Failure to communicate'
By By Buddy Bynum / editor
Sept. 29, 2002
In the 1967 movie classic, "Cool Hand Luke," actor Paul Newman plays the title role of a war hero who is sentenced to two years in prison for cutting the heads off parking meters. He is drunk at the time, but this minor act of rebelling against authority gets him assigned to a backroads prison and chain gang, with back-breaking, dehumanizing, meaningless labor.
Luke escapes and after a day of freedom is recaptured and returned to the prison in leg irons, with the prison warden known as Captain telling him it's for his own good.
Captain, aptly played by one of filmdom's great character actors, Strother Martin, then cracks his whip and observes in one of the classic lines of dialogue from American film, "What we've got here is … failure to communicate."
Keep that image in your mind as we move now to the subject of Meridian's budget, particularly the ramifications of a proposed increase in water and sewer rates.
When he proposed a 28 percent increase over three years, Meridian Mayor John Robert Smith said it would be good for the city, bringing in more revenue to pay for needed system expansions, a coming round of more stringent federal water regulations, and to accommodate economic development and population growth.
About $790,000 from the water fund could be transferred into the city's general fund, tagged as "administrative costs." Once it gets to the general fund, that money could be used for any purpose and the wish list was long from police cars and fire trucks to asphalt for filling potholes and a city employee pay raise.
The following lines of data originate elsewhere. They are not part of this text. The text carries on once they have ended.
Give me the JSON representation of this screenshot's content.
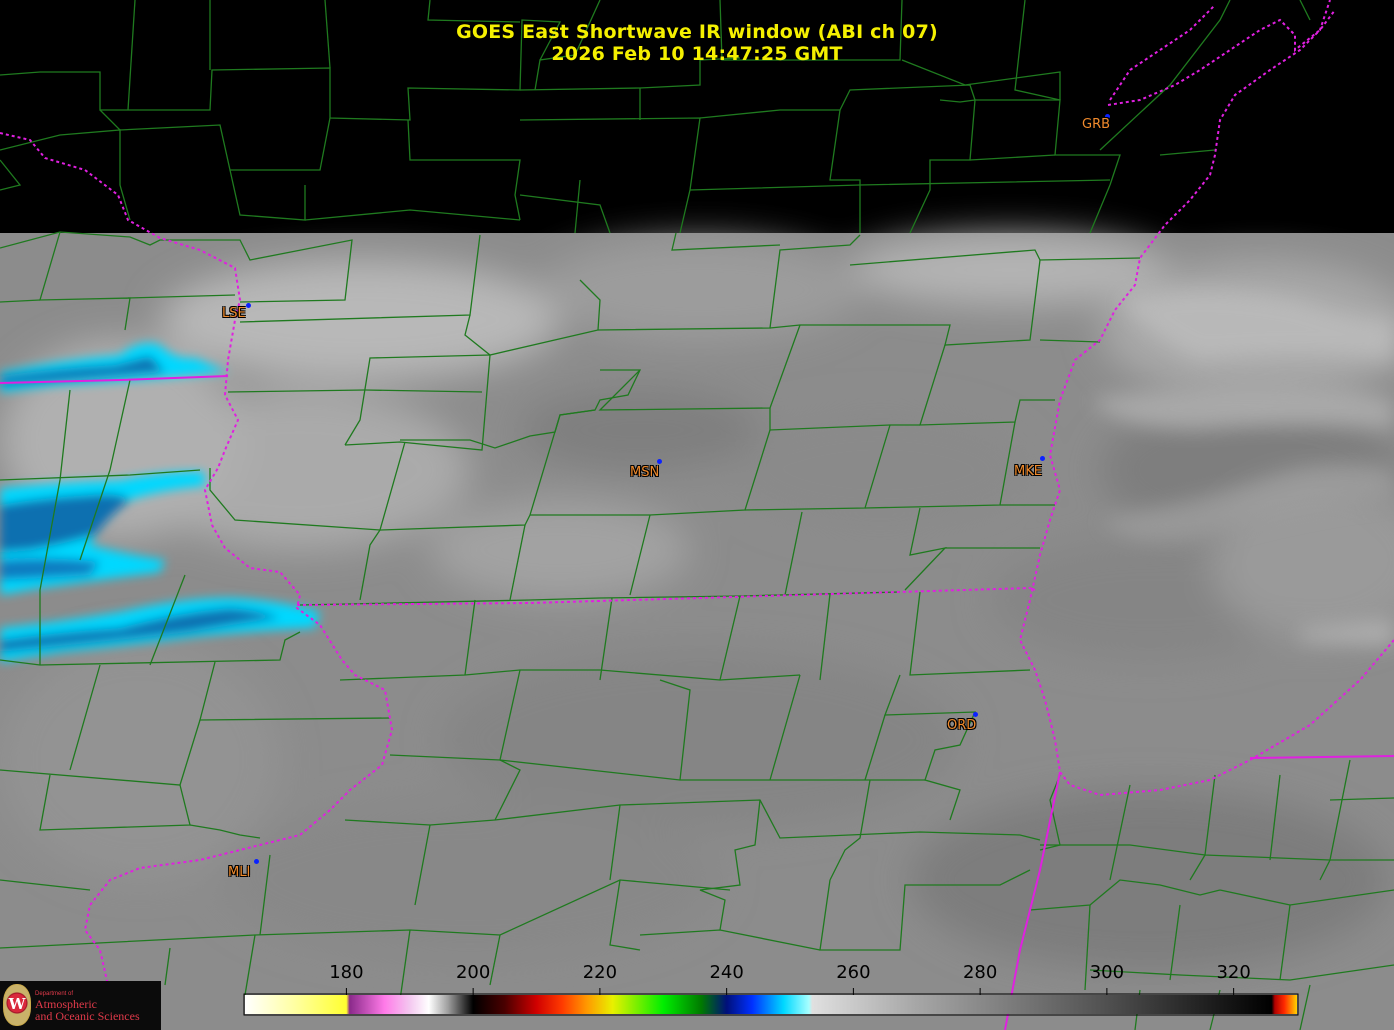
{
  "title": {
    "line1": "GOES East Shortwave IR window (ABI ch 07)",
    "line2": "2026 Feb 10  14:47:25 GMT"
  },
  "cities": [
    {
      "code": "GRB"
    },
    {
      "code": "LSE"
    },
    {
      "code": "MSN"
    },
    {
      "code": "MKE"
    },
    {
      "code": "ORD"
    },
    {
      "code": "MLI"
    }
  ],
  "colorbar": {
    "ticks": [
      "180",
      "200",
      "220",
      "240",
      "260",
      "280",
      "300",
      "320"
    ],
    "tick_values": [
      180,
      200,
      220,
      240,
      260,
      280,
      300,
      320
    ],
    "range": [
      164,
      330
    ],
    "stops": [
      {
        "v": 164,
        "c": "#ffffff"
      },
      {
        "v": 172,
        "c": "#ffffa0"
      },
      {
        "v": 180,
        "c": "#ffff30"
      },
      {
        "v": 180.5,
        "c": "#8a2a8a"
      },
      {
        "v": 186,
        "c": "#ff7ae8"
      },
      {
        "v": 190,
        "c": "#f4c8f0"
      },
      {
        "v": 193,
        "c": "#ffffff"
      },
      {
        "v": 196,
        "c": "#a0a0a0"
      },
      {
        "v": 200,
        "c": "#000000"
      },
      {
        "v": 205,
        "c": "#4a0000"
      },
      {
        "v": 210,
        "c": "#d00000"
      },
      {
        "v": 214,
        "c": "#ff3a00"
      },
      {
        "v": 218,
        "c": "#ff9a00"
      },
      {
        "v": 222,
        "c": "#e8f000"
      },
      {
        "v": 230,
        "c": "#00ee00"
      },
      {
        "v": 236,
        "c": "#007a00"
      },
      {
        "v": 240,
        "c": "#00107a"
      },
      {
        "v": 244,
        "c": "#0030ff"
      },
      {
        "v": 249,
        "c": "#00d8ff"
      },
      {
        "v": 253,
        "c": "#a8ffff"
      },
      {
        "v": 253.5,
        "c": "#e0e0e0"
      },
      {
        "v": 270,
        "c": "#a6a6a6"
      },
      {
        "v": 300,
        "c": "#505050"
      },
      {
        "v": 322,
        "c": "#0c0c0c"
      },
      {
        "v": 326,
        "c": "#000000"
      },
      {
        "v": 326.5,
        "c": "#b00000"
      },
      {
        "v": 328,
        "c": "#ff2a00"
      },
      {
        "v": 330,
        "c": "#ffd200"
      }
    ]
  },
  "colors": {
    "background": "#000000",
    "title": "#f5f000",
    "county_lines": "#1f7a1f",
    "state_lines": "#e020e0",
    "city_label": "#f08a2c",
    "city_dot": "#0b22ff",
    "cold_cloud": "#00d8ff",
    "deep_cold_cloud": "#0a6fb0"
  },
  "logo": {
    "seal": "W",
    "dept": "Department of",
    "line1": "Atmospheric",
    "line2": "and Oceanic Sciences"
  }
}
When the mayor's budget was formally presented to the city council, the mayor was out of town. Councilmen rejected it when they learned it already included the rate increase, which they had not voted on. They approved a city budget without the first year 10 percent increase in water rates, saying it was the first they'd heard about the increase.
The city's attorney called the council's action "irresponsible." Bond counsel and financial advisers reportedly told city officials they had to approve the increased rates in order to keep a good credit rating.
The mayor came back to town and said he would veto the budget the one without the water rate increase passed by the council. Behind-the-scenes negotiations over the budget continued through most of last week. A special council meeting on the budget was called for Monday. The city's new fiscal year starts Tuesday.
The comments about paying more for water being good for the city and, presumably, its residents, reminded me of Cool Hand Luke's line:
What we may have here is … failure to communicate.
Councilmen were insistent when they rejected the proposed increase in water rates that they had heard from their constituents and their constituents didn't want it. The mayor is just as insistent that the increase is necessary. Now, seems to me, they're all in something of a political bind, analogous to Luke being put in leg irons.
The political undertones, dissension and the who-knew-what-when mentality seems very confusing, leaving many members of the public to wonder just who and what to believe.
All of this could have been avoided with just a little more open communication among the people elected to run city government. All of the players need to be aware of all of the details.
Wouldn't it be great if, instead of a "failure to communicate," the mayor and council had worked together to adopt a realistic budget and then hailed it as a successful, communicative, collaborative effort that would move Meridian forward in the year ahead.